The three organisations mentioned above have played an instrumental role in the development of robust standards that are guiding the Islamic finance industry in its growth globally. AAOIFI has played a leading role in the development of standards in its respective areas, the IFSB has played a key role in developing prudential regulations for Islamic banks, takaful and capital market while the IIFM has developed standardised documents that makes the issuance of instruments efficient. With the development of the Islamic finance industry, the concept of standardisation of best practices is receiving more and more acceptability across the global financial industry. This is evident from the fact that multilateral institutions like the IMF, the World Bank, and the United Nations have been closely monitoring the progress and remain engaged in the work of standards-setting organisations. One evidence of this is the recent endorsement of the use of Core Principles for Islamic Finance Regulation (CPIFR) developed by the IFSB. CPIFR aims to complement the international architecture for financial stability while providing incentives for improving the prudential framework for the Islamic banking industry across jurisdictions. The CPIFR with its methodology will be applied in the financial sector assessments undertaken in fully Islamic banking systems, and as a supplement to the Basel Core Principles for Effective Banking Supervision (BCP), in dual banking systems where Islamic banking is systemically significant1. Additionally, the regulatory bodies have also been more open to adopting standards issued by AAOIFI and IIFM. For example, all AAOIFI standards are fully adopted in Bahrain by the Central Bank of Bahrain as such all banks and financial institutions have to follow the standards issued by AAOIFI while lately, the UAE Central Bank has also enforced the AAOIFI Shari’a standards in the country. As the industry continues to grow and receives global acceptance, it is important for jurisdictions and countries around the world to follow a defined set of standards that are acceptable, respected, recognised and transferable globally. These standards at present are best described as voluntary and the enforcement of these standards is beyond the scope of the standards-setting bodies and falls within the remit of regulatory bodies. While the development of standards is an important piece of work, the adoption of these standards is far more important. Regulatory bodies in various jurisdictions have the enforcement mandate and are ideally placed to play an important role in the adoption of these standards and best practices. In the author’s view, the real solution is the global adoption of standards issued by AAOIFI, IFSB and IIFM, which addresses the issues mentioned above. This is to ensure that the reputational risk and inefficiency are avoided and the right talent, uniformity and a global appeal is further developed.
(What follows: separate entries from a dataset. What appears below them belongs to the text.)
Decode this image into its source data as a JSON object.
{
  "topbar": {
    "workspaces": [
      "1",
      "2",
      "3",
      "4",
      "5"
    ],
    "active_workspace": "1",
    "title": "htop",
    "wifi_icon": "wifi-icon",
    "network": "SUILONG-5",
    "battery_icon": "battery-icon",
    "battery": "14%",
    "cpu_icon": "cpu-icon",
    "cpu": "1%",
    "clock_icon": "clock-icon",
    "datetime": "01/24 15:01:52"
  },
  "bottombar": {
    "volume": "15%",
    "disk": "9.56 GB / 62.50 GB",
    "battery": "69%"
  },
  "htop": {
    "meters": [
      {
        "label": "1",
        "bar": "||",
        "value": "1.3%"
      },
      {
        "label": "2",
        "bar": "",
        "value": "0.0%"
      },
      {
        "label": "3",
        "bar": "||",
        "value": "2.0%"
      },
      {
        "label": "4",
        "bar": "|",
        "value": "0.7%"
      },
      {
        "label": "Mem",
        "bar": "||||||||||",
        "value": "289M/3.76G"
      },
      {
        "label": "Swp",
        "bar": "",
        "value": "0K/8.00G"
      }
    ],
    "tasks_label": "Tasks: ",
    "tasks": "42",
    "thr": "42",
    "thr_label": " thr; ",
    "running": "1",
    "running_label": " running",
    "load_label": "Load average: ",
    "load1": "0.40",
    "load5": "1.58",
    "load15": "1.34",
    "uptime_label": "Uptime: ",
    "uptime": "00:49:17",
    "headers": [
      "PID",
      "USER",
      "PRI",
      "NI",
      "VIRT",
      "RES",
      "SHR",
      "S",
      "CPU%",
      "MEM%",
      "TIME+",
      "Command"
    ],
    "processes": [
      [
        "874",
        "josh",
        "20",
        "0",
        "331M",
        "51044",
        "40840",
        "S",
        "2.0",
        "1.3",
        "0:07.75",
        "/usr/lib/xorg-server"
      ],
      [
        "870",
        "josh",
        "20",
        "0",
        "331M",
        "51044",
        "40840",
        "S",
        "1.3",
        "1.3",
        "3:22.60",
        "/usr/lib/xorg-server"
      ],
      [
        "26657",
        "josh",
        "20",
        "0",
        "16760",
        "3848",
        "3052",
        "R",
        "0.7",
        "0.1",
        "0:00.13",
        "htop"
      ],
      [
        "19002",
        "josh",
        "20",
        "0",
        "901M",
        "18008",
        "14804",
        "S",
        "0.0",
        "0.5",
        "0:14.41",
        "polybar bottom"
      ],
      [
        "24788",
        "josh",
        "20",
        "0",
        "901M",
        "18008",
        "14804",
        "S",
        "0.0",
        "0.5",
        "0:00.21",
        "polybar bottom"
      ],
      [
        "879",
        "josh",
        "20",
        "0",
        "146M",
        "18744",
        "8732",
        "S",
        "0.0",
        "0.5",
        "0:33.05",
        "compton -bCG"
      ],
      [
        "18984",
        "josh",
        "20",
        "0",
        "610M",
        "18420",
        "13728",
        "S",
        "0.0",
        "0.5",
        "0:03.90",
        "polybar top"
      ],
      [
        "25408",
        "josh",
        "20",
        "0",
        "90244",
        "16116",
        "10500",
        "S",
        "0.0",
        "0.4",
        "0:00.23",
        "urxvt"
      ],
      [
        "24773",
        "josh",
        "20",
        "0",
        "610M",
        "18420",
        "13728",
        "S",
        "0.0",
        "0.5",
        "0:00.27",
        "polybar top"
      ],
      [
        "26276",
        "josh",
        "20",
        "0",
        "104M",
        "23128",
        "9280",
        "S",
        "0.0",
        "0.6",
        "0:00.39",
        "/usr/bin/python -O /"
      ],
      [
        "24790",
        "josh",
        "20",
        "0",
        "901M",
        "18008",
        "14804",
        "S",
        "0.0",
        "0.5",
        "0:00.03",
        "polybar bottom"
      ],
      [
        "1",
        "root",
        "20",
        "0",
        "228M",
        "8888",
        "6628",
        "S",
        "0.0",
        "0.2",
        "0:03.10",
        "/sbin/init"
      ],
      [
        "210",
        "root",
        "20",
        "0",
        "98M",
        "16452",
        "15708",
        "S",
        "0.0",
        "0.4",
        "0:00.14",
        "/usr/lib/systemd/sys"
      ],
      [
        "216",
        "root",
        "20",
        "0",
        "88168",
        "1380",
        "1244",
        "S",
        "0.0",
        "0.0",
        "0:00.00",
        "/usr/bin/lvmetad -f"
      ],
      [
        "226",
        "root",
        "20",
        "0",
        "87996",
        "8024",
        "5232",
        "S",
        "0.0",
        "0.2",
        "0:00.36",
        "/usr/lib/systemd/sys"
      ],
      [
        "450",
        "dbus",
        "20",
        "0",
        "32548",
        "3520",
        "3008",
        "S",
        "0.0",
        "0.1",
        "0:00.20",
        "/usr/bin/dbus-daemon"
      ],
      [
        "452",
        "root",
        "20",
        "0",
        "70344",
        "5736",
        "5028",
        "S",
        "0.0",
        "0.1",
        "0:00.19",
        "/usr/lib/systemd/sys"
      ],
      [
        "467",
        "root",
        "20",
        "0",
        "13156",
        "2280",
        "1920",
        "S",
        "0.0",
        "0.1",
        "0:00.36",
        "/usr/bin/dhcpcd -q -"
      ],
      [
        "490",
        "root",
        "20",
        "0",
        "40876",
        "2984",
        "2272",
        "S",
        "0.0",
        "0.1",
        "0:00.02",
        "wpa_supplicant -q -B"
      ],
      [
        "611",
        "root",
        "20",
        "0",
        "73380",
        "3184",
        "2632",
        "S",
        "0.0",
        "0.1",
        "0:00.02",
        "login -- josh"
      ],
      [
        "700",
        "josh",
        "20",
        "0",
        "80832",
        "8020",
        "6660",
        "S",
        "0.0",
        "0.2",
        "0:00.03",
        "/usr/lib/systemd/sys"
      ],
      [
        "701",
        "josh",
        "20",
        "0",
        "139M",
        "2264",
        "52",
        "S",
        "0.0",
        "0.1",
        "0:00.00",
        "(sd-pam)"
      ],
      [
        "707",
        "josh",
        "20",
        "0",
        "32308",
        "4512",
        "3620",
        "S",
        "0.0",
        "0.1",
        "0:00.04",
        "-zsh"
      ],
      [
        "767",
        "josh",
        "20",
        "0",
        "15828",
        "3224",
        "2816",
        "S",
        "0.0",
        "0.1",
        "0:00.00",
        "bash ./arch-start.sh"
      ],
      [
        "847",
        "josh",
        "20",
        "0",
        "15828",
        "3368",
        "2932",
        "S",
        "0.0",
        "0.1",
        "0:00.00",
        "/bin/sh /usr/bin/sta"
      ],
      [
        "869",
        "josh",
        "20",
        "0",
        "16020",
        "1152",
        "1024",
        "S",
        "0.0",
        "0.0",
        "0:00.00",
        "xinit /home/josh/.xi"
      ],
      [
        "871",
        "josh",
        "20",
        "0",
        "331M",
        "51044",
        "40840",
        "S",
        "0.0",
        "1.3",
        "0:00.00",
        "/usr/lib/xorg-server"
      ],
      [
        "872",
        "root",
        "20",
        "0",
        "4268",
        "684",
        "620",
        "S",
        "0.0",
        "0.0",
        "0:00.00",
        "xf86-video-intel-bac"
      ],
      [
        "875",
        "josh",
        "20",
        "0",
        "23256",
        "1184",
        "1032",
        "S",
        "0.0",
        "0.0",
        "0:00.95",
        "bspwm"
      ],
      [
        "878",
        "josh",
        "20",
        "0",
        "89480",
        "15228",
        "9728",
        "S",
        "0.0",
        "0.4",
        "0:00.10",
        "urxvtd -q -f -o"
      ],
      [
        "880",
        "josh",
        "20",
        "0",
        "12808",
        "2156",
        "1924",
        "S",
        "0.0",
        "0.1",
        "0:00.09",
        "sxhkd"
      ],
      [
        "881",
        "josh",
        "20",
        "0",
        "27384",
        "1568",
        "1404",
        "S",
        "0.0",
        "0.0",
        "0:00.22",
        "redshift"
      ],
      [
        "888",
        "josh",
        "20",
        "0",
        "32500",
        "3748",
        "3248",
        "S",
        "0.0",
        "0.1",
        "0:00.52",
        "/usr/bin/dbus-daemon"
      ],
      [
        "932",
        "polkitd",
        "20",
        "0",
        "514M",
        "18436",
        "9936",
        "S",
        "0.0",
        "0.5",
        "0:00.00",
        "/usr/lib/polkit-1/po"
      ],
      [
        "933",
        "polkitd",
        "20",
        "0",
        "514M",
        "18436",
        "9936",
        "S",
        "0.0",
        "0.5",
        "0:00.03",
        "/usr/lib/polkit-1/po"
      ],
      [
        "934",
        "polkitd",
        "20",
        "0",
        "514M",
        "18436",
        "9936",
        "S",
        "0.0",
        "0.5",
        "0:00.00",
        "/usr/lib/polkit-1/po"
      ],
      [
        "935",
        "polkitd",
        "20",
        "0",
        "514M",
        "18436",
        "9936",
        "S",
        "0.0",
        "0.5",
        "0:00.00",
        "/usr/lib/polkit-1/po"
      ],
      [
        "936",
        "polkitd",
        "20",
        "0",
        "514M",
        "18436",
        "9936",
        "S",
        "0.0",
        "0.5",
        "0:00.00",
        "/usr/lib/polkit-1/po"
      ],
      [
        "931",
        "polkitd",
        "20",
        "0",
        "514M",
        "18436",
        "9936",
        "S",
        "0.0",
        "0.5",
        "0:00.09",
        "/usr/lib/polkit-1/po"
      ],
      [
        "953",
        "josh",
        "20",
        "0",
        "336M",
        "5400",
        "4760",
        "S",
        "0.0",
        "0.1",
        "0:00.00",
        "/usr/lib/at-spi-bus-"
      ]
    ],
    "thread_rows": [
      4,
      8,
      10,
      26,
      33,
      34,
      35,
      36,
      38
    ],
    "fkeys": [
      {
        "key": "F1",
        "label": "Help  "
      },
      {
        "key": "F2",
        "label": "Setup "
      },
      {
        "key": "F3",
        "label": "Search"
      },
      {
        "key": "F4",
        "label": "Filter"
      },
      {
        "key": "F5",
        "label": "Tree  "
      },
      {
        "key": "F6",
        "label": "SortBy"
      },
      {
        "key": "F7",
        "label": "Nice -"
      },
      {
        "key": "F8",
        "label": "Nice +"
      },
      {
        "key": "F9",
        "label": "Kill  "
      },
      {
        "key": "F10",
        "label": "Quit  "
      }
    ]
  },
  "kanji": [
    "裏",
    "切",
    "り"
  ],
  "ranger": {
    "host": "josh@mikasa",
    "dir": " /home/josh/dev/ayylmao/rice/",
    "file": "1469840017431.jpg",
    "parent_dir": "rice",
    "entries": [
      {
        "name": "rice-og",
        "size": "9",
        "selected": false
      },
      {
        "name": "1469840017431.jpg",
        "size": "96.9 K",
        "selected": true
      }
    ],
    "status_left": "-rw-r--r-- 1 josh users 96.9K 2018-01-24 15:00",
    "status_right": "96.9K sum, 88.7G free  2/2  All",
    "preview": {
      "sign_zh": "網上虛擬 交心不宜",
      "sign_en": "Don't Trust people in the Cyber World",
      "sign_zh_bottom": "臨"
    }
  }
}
Related Articles

Leave a Reply

Your email address will not be published. Required fields are marked *

Back to top button